As you pat the brush at the bottom and refill it with clean water, you need to continue doing this until you don't see water that's cloudy with paint. Also, remember to use the wire brush between sessions of patting the brush. Work off all the bits of hardened paint. A wire bristle brush is the ideal tool and won't damage the paintbrush. Keep refilling the bucket with clean water and patting the brush.
You regularly need to fill the bucket with fresh water. You must do this at least four times. The patting motion forces water into the ferrule and flushes the paint out. The aim is to soften and get the paint loose. Again, this is a process that needs to be repeated.
When you see that the freshwater isn't cloudy or murky with paint, you can start to work off any areas of paint with the wire bristle brush. You must be careful not to let the wire bristle brush damage the paintbrush.
Step 9. How to Move Brush Downwards
You want the water in the bucket to wash into the ferrule area to almost force out any paint. You must work down the sides carefully in a patting movement. The patting action actually forces the paint out.
In between, you must give the brush a quick and short shake, just lightly, and repeat this patting, cleaning, and shaking process.
Step 10. Flick Paint Brushes and Fluff These Out
When you are happy all is done, you can pat the brush dry by holding the brush by the handle in one hand and lightly hitting it against the tip of your shoe. Ensure that you don’t damage the ferrule, as it can easily get dented and bent.

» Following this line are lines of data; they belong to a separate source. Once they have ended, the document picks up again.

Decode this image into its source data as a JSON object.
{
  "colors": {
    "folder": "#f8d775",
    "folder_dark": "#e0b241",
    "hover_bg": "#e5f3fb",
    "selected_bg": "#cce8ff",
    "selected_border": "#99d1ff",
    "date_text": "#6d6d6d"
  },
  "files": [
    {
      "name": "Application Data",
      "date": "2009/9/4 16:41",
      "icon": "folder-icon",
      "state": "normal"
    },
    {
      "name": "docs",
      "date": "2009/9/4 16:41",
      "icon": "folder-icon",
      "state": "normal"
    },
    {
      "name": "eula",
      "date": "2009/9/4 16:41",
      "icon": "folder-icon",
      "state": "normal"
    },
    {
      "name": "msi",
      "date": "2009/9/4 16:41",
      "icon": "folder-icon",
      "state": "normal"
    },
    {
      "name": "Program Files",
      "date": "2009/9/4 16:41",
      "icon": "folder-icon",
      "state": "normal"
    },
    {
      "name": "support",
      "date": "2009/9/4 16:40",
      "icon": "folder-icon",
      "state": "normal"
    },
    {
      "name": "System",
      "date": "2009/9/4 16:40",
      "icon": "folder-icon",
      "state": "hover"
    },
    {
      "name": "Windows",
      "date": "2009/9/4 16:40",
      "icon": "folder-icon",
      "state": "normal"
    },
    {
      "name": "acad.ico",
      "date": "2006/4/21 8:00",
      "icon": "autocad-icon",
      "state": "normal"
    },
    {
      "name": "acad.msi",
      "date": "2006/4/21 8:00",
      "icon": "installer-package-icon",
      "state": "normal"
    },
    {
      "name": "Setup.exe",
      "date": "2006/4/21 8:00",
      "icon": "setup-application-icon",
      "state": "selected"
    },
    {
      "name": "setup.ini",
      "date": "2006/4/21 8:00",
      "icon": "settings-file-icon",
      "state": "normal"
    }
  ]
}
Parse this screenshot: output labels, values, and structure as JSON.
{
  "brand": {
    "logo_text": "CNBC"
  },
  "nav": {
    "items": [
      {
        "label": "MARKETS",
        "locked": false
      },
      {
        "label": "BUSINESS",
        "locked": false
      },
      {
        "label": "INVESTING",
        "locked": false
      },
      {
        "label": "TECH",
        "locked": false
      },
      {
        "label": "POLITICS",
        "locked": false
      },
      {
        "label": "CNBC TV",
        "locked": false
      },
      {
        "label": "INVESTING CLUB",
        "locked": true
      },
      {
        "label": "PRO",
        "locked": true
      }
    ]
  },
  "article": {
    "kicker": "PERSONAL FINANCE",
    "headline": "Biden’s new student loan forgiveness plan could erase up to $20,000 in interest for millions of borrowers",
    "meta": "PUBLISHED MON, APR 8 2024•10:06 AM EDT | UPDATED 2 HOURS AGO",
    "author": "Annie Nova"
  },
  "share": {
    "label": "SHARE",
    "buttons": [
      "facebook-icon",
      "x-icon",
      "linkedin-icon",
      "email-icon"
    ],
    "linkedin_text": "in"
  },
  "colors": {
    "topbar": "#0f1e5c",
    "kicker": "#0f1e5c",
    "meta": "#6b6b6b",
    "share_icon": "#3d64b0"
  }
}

Again, you must fluff up the brush once you have removed all paint traces. And it's good to hold onto the paper casing that came with the brush when you bought it. You can stick the paintbrush back there for as long as the brush lasts!